It reads, in Kiswahili: “Ndugu zangu watanzania kuanzia leo tarehe 24/05/2020 ni marufuku kwa mtanzania yeyote kuvaa barakoa. Watalii wameanza kuja sio vizuri wakute tumevaa haya madude ya ajabu usoni kitendo ambacho kitawafanya wawe na hofu kuwa nchi yetu ina ugonjwa wa Corona. Tumshukuru Mungu Corona imekwisha.”
This translates as: “Fellow Tanzanians, beginning today 24/05/2020, it is prohibited for any Tanzanian to wear a face mask. Tourists have started arriving, and it is not good for them to find us wearing these strange things on our faces, an act that will make them fear that our country has coronavirus. Let’s thank God coronavirus is finished.”
Other Facebook posts also claim that Magufuli has banned the use of masks, as does an article on the Ugandan Mirror website headlined: “No one should put on a face mask, Magufuli orders citizens.”
The article claims Magufuli said in a “recent communique” that face masks would kill more people than Covid-19 and “any one found putting on a face Mask will be arrested and jailed for 2 years”.
Has the Tanzanian president really banned the wearing of face masks?
‘Ignore such claims’
The tweet can’t be found on Magufuli’s official Twitter account. And government spokesperson Msemaji Mkuu wa Serikali has urged the public to disregard the reports and follow advice from health experts.
He posted the screenshot on Twitter with “FAKE” stamped across, and tweeted: “Famba, ipuuzwe, tuendelee kuzingatia ushauri wa wataalamu wetu makini wa afya huku tukijilinda na kuwalinda pia wageni wetu kutoka nchi mbalimbali duniani ambao nasisitiza tena wameanza kumiminika kuja hapa nchini.”
This translates as: “Ignore such claims. Let’s continue to observe the advice given by our health specialists by protecting ourselves and our visitors from various countries around the world who, as I emphasise again, have started flowing into our country.”
Wear face masks, says health ministry
Tanzania’s health ministry has issued a directive for the reopening of schools on 27 May. It is signed by health minister Ummy Mwalimu.
The directive asks teachers, students and school staff to wear face masks and wash their hands with running water, or use alcohol-based sanitisers.
Parents are also asked to give their children face masks before school. – Grace Gichuhi
For publishers: what to do if your post is rated false
A fact-checker has rated your Facebook or Instagram post as “false”, “altered”, “partly false” or “missing context”. This could have serious consequences. What do you do?
Click on our guide for the steps you should follow.Publishers guide
Africa Check teams up with Facebook
Africa Check is a partner in Facebook’s third-party fact-checking programme to help stop the spread of false information on social media.
The content we rate as “false” will be downgraded on Facebook and Instagram.
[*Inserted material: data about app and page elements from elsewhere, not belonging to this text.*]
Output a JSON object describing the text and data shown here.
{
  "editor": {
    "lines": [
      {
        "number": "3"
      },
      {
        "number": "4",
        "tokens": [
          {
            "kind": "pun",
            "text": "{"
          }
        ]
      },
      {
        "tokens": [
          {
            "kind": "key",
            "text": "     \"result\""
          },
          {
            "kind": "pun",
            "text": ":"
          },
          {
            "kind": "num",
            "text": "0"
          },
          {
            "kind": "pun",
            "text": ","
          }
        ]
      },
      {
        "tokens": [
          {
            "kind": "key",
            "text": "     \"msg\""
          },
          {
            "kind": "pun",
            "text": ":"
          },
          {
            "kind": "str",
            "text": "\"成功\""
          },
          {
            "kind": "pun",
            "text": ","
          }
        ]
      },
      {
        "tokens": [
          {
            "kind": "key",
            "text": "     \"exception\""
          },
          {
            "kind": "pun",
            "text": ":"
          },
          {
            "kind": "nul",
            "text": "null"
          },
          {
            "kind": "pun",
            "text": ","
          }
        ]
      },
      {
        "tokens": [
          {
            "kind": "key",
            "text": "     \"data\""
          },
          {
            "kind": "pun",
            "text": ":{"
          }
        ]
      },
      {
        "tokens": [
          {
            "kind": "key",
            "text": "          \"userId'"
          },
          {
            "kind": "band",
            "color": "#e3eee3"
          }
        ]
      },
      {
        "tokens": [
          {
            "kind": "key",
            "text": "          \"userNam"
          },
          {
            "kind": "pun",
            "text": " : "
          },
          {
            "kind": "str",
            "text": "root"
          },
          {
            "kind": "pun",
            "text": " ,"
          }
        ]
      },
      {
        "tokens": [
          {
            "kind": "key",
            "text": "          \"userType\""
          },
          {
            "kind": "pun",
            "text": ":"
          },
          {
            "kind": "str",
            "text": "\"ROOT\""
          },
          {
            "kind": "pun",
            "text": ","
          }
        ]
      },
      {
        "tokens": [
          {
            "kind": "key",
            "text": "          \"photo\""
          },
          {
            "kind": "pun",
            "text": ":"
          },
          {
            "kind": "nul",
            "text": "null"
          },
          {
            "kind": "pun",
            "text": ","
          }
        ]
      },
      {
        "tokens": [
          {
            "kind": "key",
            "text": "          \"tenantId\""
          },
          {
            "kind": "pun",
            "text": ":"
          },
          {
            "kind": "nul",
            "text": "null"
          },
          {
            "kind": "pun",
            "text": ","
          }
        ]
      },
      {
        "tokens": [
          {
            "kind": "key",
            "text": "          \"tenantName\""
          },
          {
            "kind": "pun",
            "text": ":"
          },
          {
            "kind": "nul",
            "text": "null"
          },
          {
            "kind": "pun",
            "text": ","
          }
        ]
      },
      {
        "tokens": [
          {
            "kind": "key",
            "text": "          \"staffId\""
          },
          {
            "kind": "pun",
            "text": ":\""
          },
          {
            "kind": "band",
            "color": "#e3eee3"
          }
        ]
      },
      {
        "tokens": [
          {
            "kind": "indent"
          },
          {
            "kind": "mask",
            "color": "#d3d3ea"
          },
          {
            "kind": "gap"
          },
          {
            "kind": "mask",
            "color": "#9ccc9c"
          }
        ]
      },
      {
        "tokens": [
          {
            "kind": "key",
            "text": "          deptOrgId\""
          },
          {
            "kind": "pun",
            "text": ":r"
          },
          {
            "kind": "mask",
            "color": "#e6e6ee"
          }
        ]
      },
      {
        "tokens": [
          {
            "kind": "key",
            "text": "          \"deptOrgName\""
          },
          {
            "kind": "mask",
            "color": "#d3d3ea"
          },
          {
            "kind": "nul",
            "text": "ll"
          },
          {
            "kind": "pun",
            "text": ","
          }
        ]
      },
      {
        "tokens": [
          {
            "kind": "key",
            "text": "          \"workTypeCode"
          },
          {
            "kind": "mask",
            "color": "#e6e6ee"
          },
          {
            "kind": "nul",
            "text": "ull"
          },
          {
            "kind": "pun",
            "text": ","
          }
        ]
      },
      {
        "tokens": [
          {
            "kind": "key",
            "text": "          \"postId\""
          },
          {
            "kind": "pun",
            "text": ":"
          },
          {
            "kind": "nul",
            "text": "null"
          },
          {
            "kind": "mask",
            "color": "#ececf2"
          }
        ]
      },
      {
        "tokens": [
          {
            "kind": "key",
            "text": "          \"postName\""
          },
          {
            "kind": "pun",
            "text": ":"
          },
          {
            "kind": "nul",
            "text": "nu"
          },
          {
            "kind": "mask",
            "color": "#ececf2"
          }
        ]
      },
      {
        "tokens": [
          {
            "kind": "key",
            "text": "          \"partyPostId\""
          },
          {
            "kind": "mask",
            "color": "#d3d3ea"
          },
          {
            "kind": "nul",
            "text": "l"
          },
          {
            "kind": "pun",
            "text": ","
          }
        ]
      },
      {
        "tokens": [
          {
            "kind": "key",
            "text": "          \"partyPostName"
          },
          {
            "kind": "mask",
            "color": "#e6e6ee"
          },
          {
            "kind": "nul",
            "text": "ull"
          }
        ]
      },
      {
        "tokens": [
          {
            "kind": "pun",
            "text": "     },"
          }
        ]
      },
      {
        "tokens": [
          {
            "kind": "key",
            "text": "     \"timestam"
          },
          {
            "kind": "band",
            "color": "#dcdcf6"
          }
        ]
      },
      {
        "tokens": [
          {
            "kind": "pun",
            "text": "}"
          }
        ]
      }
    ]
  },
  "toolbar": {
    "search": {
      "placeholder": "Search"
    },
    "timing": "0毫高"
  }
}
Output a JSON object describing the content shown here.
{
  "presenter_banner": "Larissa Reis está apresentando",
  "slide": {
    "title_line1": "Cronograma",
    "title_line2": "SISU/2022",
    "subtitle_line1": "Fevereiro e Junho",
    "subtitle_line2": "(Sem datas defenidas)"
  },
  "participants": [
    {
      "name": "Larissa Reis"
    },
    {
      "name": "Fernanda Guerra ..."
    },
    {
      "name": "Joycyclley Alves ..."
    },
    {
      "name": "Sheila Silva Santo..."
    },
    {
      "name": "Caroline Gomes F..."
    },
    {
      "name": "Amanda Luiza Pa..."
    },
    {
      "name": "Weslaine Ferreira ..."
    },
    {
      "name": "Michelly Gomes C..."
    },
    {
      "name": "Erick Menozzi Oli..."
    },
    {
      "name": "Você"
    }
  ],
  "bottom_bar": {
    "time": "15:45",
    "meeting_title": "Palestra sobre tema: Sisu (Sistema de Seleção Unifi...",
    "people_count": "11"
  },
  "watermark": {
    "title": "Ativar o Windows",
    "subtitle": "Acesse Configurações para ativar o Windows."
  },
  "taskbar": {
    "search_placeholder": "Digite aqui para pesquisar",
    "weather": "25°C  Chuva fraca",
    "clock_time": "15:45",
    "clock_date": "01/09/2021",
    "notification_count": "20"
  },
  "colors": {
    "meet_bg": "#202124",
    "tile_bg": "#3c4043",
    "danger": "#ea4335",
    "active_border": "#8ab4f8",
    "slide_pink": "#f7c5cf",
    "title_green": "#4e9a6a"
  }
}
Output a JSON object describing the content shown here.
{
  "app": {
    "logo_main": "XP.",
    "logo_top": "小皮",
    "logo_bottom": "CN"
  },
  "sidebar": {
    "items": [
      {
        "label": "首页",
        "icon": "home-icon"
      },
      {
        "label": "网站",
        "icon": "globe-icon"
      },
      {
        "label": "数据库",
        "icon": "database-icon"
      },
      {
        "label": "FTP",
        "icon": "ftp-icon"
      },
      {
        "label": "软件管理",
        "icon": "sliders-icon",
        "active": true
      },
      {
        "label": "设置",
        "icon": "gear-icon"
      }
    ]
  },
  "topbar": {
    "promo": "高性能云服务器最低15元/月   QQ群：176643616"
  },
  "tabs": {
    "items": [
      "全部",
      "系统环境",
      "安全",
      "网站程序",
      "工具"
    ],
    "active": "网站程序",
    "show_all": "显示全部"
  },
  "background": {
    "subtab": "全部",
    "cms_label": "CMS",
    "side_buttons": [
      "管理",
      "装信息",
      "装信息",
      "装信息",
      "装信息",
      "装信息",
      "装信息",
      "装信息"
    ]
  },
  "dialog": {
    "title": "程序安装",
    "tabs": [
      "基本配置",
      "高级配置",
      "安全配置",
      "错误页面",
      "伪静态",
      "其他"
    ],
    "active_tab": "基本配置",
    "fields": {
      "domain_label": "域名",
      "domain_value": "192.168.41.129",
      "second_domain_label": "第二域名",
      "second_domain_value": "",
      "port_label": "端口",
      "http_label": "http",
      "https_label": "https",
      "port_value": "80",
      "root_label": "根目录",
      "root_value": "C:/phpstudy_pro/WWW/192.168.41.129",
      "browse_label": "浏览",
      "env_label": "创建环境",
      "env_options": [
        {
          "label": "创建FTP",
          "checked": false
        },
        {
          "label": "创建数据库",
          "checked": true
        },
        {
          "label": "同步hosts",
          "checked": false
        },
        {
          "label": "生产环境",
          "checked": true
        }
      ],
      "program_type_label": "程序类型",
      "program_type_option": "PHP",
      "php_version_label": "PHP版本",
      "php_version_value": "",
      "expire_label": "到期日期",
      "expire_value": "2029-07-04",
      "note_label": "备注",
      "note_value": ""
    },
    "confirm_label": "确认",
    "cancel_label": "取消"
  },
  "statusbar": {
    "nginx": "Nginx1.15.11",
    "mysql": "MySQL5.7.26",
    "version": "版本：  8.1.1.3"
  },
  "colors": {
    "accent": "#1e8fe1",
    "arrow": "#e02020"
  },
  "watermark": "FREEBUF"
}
This means fewer people will see it.
You can also help identify false information on Facebook. This guide explains how.